Jun. 07, 2014 @ 04:06 PM

Warm up the fires at City Hall, it’s time to start burning the public’s mortgage on the American Tobacco complex.

The city’s incentive-payment promises for the redevelopment of the former cigarette factory are set to start dropping off as of July 1, when its annual obligation to the project drops from $919,011 to $291,325.

“Everything is starting to stair-step down,” Finance Director David Boyd said, adding that the city’s incentive obligations to American Tobacco’s owners will be complete at the end of fiscal 2016-17.

The city’s overall incentive payout by that time appears likely to clock in at $8.6 million. It stems from a quintet of promises the City Council made early in the 2000s when it was eager to jumpstart the redevelopment of downtown Durham.

The project has since become a “poster child,” in the words of Preservation North Carolina President Myrick Howard, both for downtown’s renaissance and the benefits of finding new uses for old buildings.

City officials believe it’s generated $9 million in revenue for their government that wouldn’t have come in had the former factory site remained derelict.

That doesn’t make the overall project a net money maker for the city, as part of the deal on its end included building and owning one of the three parking decks that surround the development.

The city is still paying about $1.1 million a year to service its construction debt for the North Deck, plus another $340,000 or so a year in management expenses.

All told, by the end of fiscal 2016-17, the city is on track to have paid $30.1 million for its involvement in American Tobacco, counting both its incentive and North Deck obligations, according to a spreadsheet City Manager Tom Bonfield and his staff use to track the deal’s performance.

Adding in the fees motorists pay to park in the North Deck, the city is likely to have received $16.7 million by the end fiscal 2016-17.

The $13.4 million net loss — cash-wise, as the city for having title to the North Deck gets to book it as an asset — is $2.2 million to the good better than what city officials had expected when they originally made the deal.

Property tax receipts and parking-fee collections have bettered the city’s original predictions, while the North Deck debt payouts and management costs closely tracked them.
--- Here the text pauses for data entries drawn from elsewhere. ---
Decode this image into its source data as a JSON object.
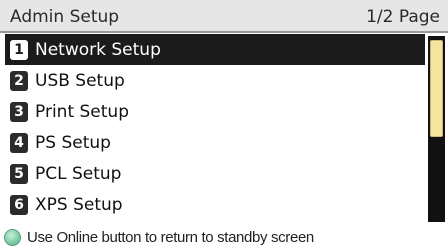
{
  "header": {
    "title": "Admin Setup",
    "page_indicator": "1/2 Page"
  },
  "menu": {
    "items": [
      {
        "number": "1",
        "label": "Network Setup",
        "selected": true
      },
      {
        "number": "2",
        "label": "USB Setup",
        "selected": false
      },
      {
        "number": "3",
        "label": "Print Setup",
        "selected": false
      },
      {
        "number": "4",
        "label": "PS Setup",
        "selected": false
      },
      {
        "number": "5",
        "label": "PCL Setup",
        "selected": false
      },
      {
        "number": "6",
        "label": "XPS Setup",
        "selected": false
      }
    ]
  },
  "scroll": {
    "position_fraction": 0.0,
    "visible_fraction": 0.5
  },
  "footer": {
    "icon": "online-led-icon",
    "hint": "Use Online button to return to standby screen"
  },
  "colors": {
    "header_bg": "#e6e6e6",
    "selected_bg": "#1b1b1b",
    "scroll_thumb": "#f3e4a0",
    "online_led": "#6fc49a"
  }
}
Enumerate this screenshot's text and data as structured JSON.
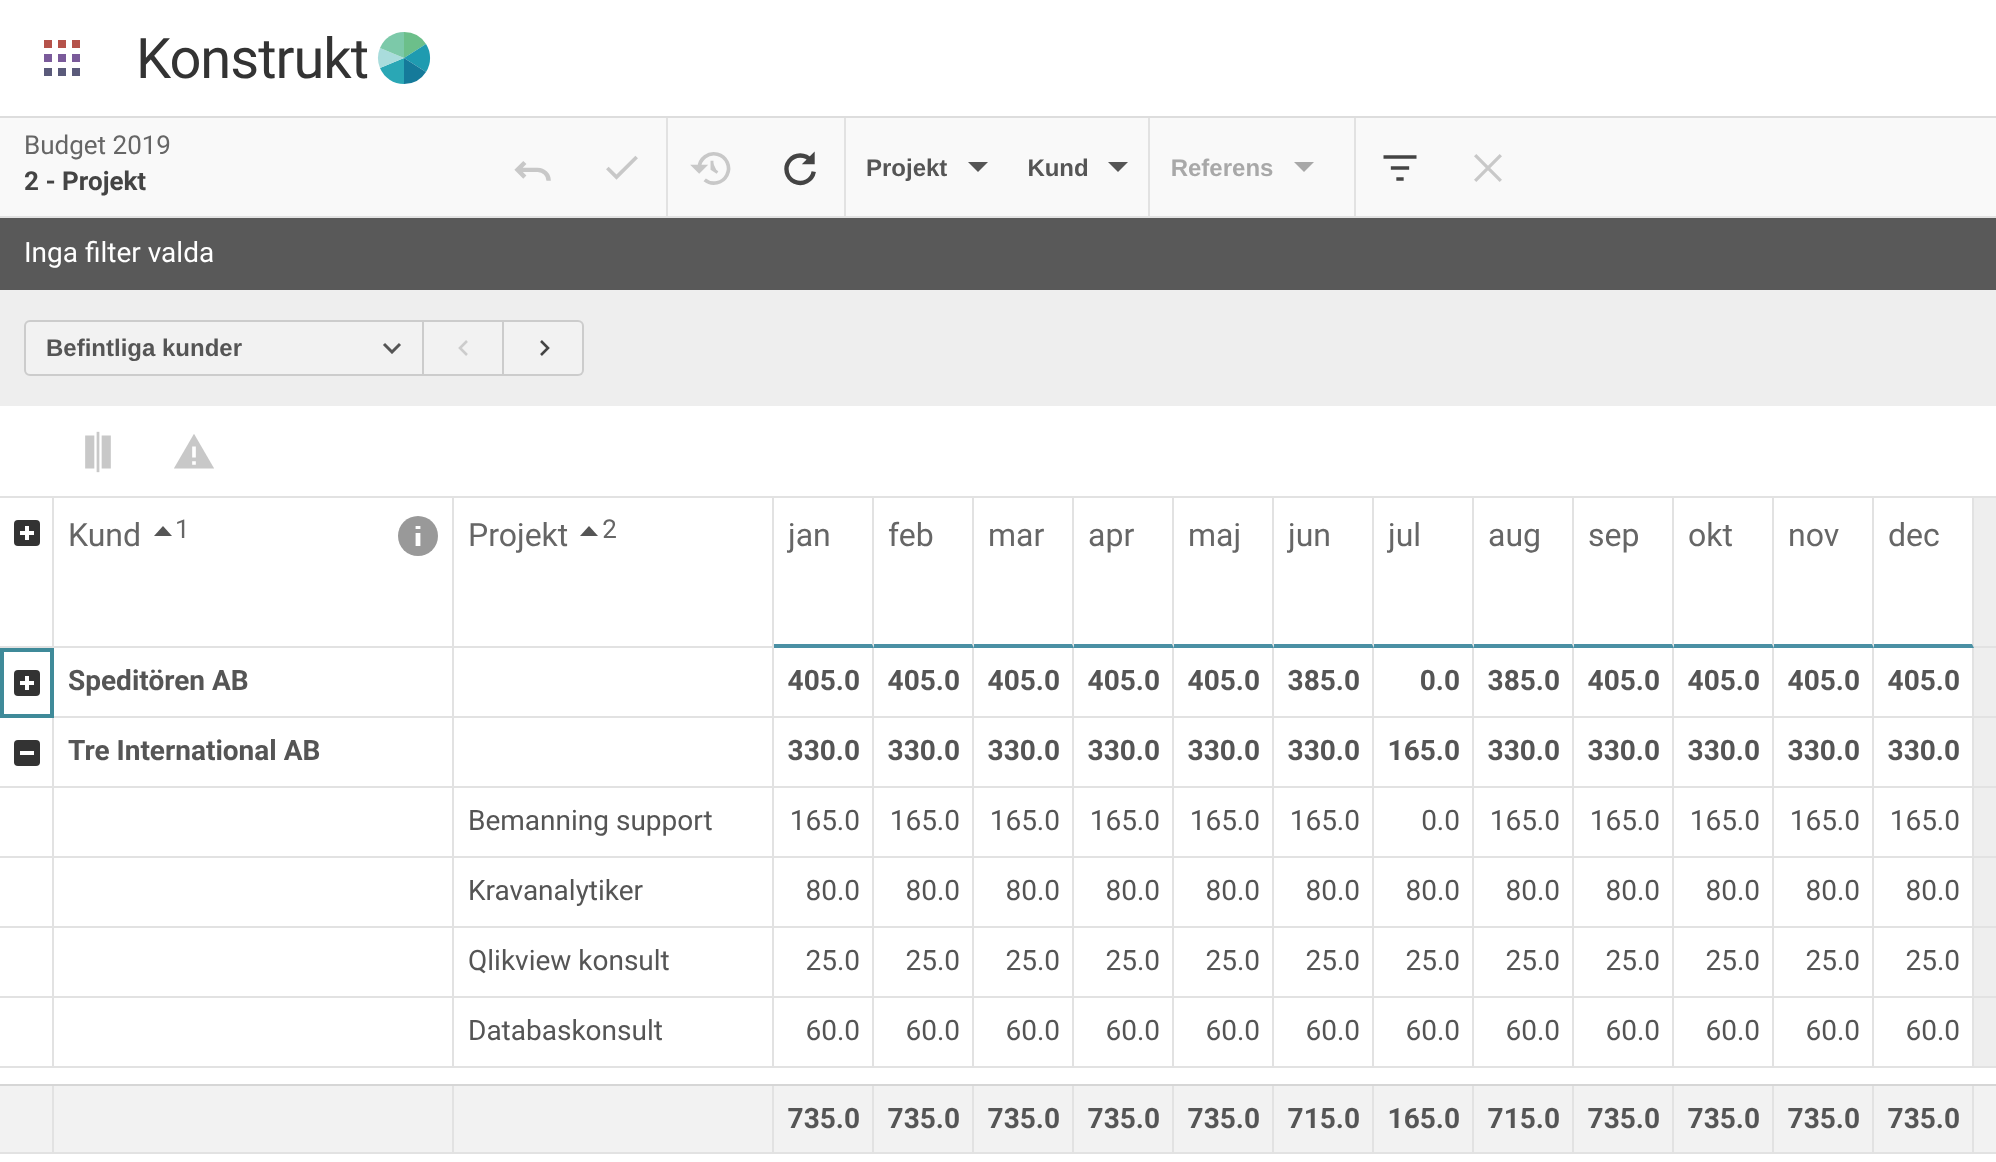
{
  "header": {
    "logo": "Konstrukt"
  },
  "toolbar": {
    "title": "Budget 2019",
    "subtitle": "2 - Projekt",
    "actions": [
      {
        "kind": "undo",
        "disabled": true
      },
      {
        "kind": "check",
        "disabled": true
      },
      {
        "kind": "divider"
      },
      {
        "kind": "history",
        "disabled": true
      },
      {
        "kind": "refresh",
        "disabled": false
      },
      {
        "kind": "divider"
      }
    ],
    "dropdowns": [
      {
        "label": "Projekt",
        "disabled": false
      },
      {
        "label": "Kund",
        "disabled": false
      },
      {
        "label": "Referens",
        "disabled": true
      }
    ],
    "tools": [
      {
        "kind": "filter",
        "disabled": false
      },
      {
        "kind": "clear",
        "disabled": true
      }
    ]
  },
  "filter_bar": {
    "text": "Inga filter valda"
  },
  "selector": {
    "value": "Befintliga kunder",
    "prev_disabled": true,
    "next_disabled": false
  },
  "view_icons": [
    {
      "kind": "compare",
      "disabled": true
    },
    {
      "kind": "warning",
      "disabled": true
    }
  ],
  "table": {
    "columns": [
      {
        "label": "Kund",
        "sort": "1",
        "info": true
      },
      {
        "label": "Projekt",
        "sort": "2",
        "info": false
      }
    ],
    "months": [
      "jan",
      "feb",
      "mar",
      "apr",
      "maj",
      "jun",
      "jul",
      "aug",
      "sep",
      "okt",
      "nov",
      "dec"
    ],
    "rows": [
      {
        "kind": "group",
        "name": "Speditören AB",
        "expanded": false,
        "selected": true,
        "values": [
          "405.0",
          "405.0",
          "405.0",
          "405.0",
          "405.0",
          "385.0",
          "0.0",
          "385.0",
          "405.0",
          "405.0",
          "405.0",
          "405.0"
        ]
      },
      {
        "kind": "group",
        "name": "Tre International AB",
        "expanded": true,
        "selected": false,
        "values": [
          "330.0",
          "330.0",
          "330.0",
          "330.0",
          "330.0",
          "330.0",
          "165.0",
          "330.0",
          "330.0",
          "330.0",
          "330.0",
          "330.0"
        ]
      },
      {
        "kind": "project",
        "name": "Bemanning support",
        "values": [
          "165.0",
          "165.0",
          "165.0",
          "165.0",
          "165.0",
          "165.0",
          "0.0",
          "165.0",
          "165.0",
          "165.0",
          "165.0",
          "165.0"
        ]
      },
      {
        "kind": "project",
        "name": "Kravanalytiker",
        "values": [
          "80.0",
          "80.0",
          "80.0",
          "80.0",
          "80.0",
          "80.0",
          "80.0",
          "80.0",
          "80.0",
          "80.0",
          "80.0",
          "80.0"
        ]
      },
      {
        "kind": "project",
        "name": "Qlikview konsult",
        "values": [
          "25.0",
          "25.0",
          "25.0",
          "25.0",
          "25.0",
          "25.0",
          "25.0",
          "25.0",
          "25.0",
          "25.0",
          "25.0",
          "25.0"
        ]
      },
      {
        "kind": "project",
        "name": "Databaskonsult",
        "values": [
          "60.0",
          "60.0",
          "60.0",
          "60.0",
          "60.0",
          "60.0",
          "60.0",
          "60.0",
          "60.0",
          "60.0",
          "60.0",
          "60.0"
        ]
      }
    ],
    "totals": [
      "735.0",
      "735.0",
      "735.0",
      "735.0",
      "735.0",
      "715.0",
      "165.0",
      "715.0",
      "735.0",
      "735.0",
      "735.0",
      "735.0"
    ]
  }
}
The city wound up paying American Tobacco’s owners — corporations linked to Capitol Broadcasting Co. — about $1 million more in incentives than the original deal called for.

Boyd said the original plan was for the city to cover part of the bill for building one of the other parking decks. But, the two sides swapping obligations along the way, Capitol ended up writing the check for the South Deck in return for a higher incentive payment.
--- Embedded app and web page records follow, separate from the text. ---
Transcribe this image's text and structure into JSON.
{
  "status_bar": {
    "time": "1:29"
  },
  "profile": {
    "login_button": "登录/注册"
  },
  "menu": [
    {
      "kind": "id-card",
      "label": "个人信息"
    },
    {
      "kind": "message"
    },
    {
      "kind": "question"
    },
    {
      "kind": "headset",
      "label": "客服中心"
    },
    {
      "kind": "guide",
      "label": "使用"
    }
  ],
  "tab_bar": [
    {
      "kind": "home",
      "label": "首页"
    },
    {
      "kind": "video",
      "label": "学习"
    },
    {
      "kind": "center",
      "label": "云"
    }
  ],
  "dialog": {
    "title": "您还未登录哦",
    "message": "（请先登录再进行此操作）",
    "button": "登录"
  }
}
The American Tobacco deal became the model for future city incentive deals, which at the end of the day are a give-back of part of the tax revenue officials expect a project to generate.

The future deals all stood on their own, meaning none rely for payments on any of the money freed up by the end of the city’s obligations to American Tobacco. That means the American Tobacco complex will be a taxpayer like any other as of the end of fiscal 2016-17.
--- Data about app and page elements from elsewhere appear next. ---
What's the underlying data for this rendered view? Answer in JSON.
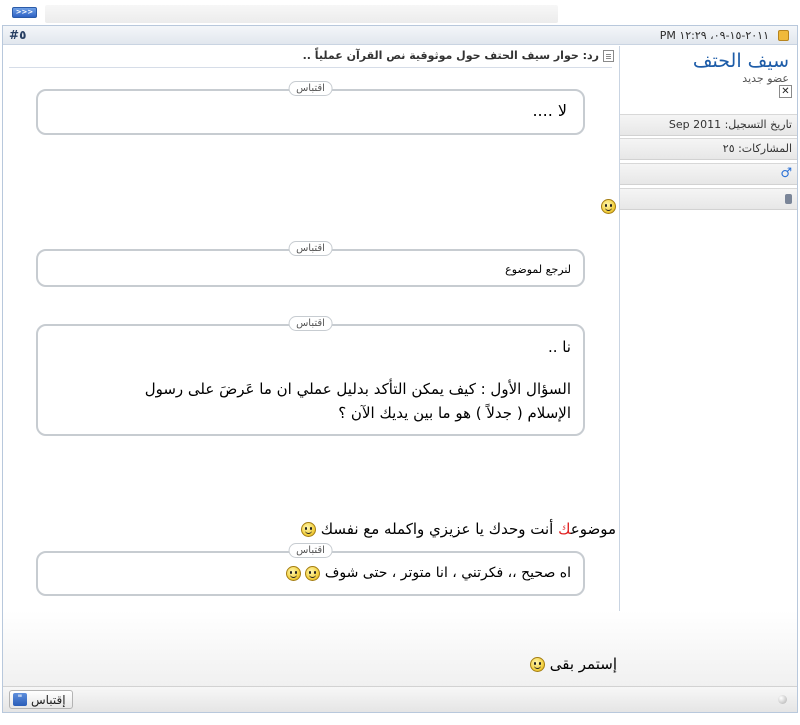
{
  "topbar": {
    "button_label": ">>>"
  },
  "post": {
    "date": "٢٠١١-١٥-٠٩، ١٢:٢٩ PM",
    "number": "#٥",
    "title": "رد: حوار سيف الحتف حول موثوقية نص القرآن عملياً ..",
    "user": {
      "name": "سيف الحتف",
      "title": "عضو جديد",
      "status_icon": "offline-icon",
      "join_date": "تاريخ التسجيل: Sep 2011",
      "posts": "المشاركات: ٢٥",
      "gender_icon": "male-icon",
      "extra_icon": "database-icon"
    },
    "quote_label": "اقتباس",
    "quote1": "لا ....",
    "quote2": "لنرجع لموضوع",
    "quote3_line1": "نا ..",
    "quote3_line2": "السؤال الأول : كيف يمكن التأكد بدليل عملي ان ما عَرضَ على رسول",
    "quote3_line3": "الإسلام ( جدلاً ) هو ما بين يديك الآن ؟",
    "text1_red": "ك",
    "text1_part_a": "موضوع",
    "text1_part_b": " أنت وحدك يا عزيزي واكمله مع نفسك ",
    "quote4": "اه صحيح ،، فكرتني ، انا متوتر ، حتى شوف ",
    "text2": "إستمر بقى ",
    "quote_button": "إقتباس"
  }
}
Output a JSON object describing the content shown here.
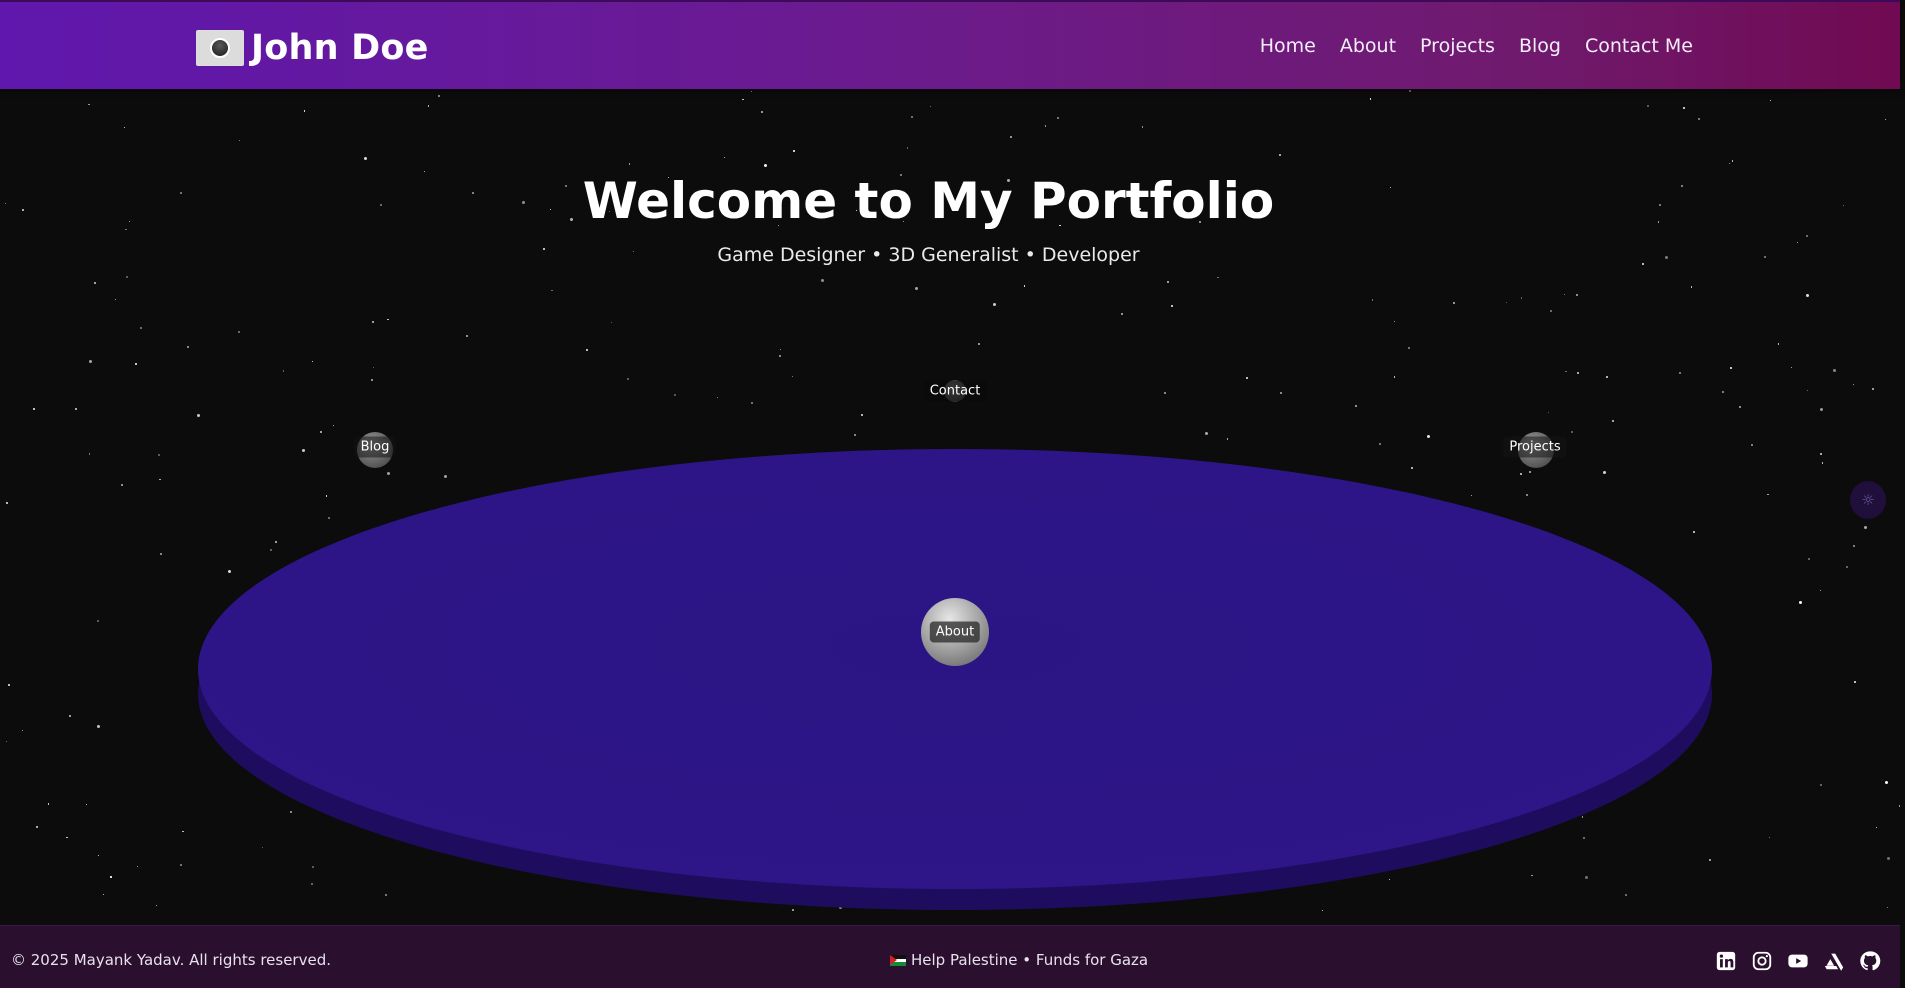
{
  "header": {
    "brand_name": "John Doe",
    "nav": [
      "Home",
      "About",
      "Projects",
      "Blog",
      "Contact Me"
    ]
  },
  "hero": {
    "title": "Welcome to My Portfolio",
    "subtitle": "Game Designer • 3D Generalist • Developer"
  },
  "planets": {
    "contact": "Contact",
    "blog": "Blog",
    "projects": "Projects",
    "about": "About"
  },
  "footer": {
    "copyright": "© 2025 Mayank Yadav. All rights reserved.",
    "help": "Help Palestine • Funds for Gaza",
    "socials": [
      "linkedin-icon",
      "instagram-icon",
      "youtube-icon",
      "artstation-icon",
      "github-icon"
    ]
  },
  "colors": {
    "header_start": "#5f17ad",
    "header_end": "#700a52",
    "platform": "#2d1585",
    "background": "#0c0c0c",
    "footer": "#2a0f2e"
  }
}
“That just becomes a revenue stream in taxes,” Bonfield said, adding that the burn-off of incentives is “reducing the expense side of that.”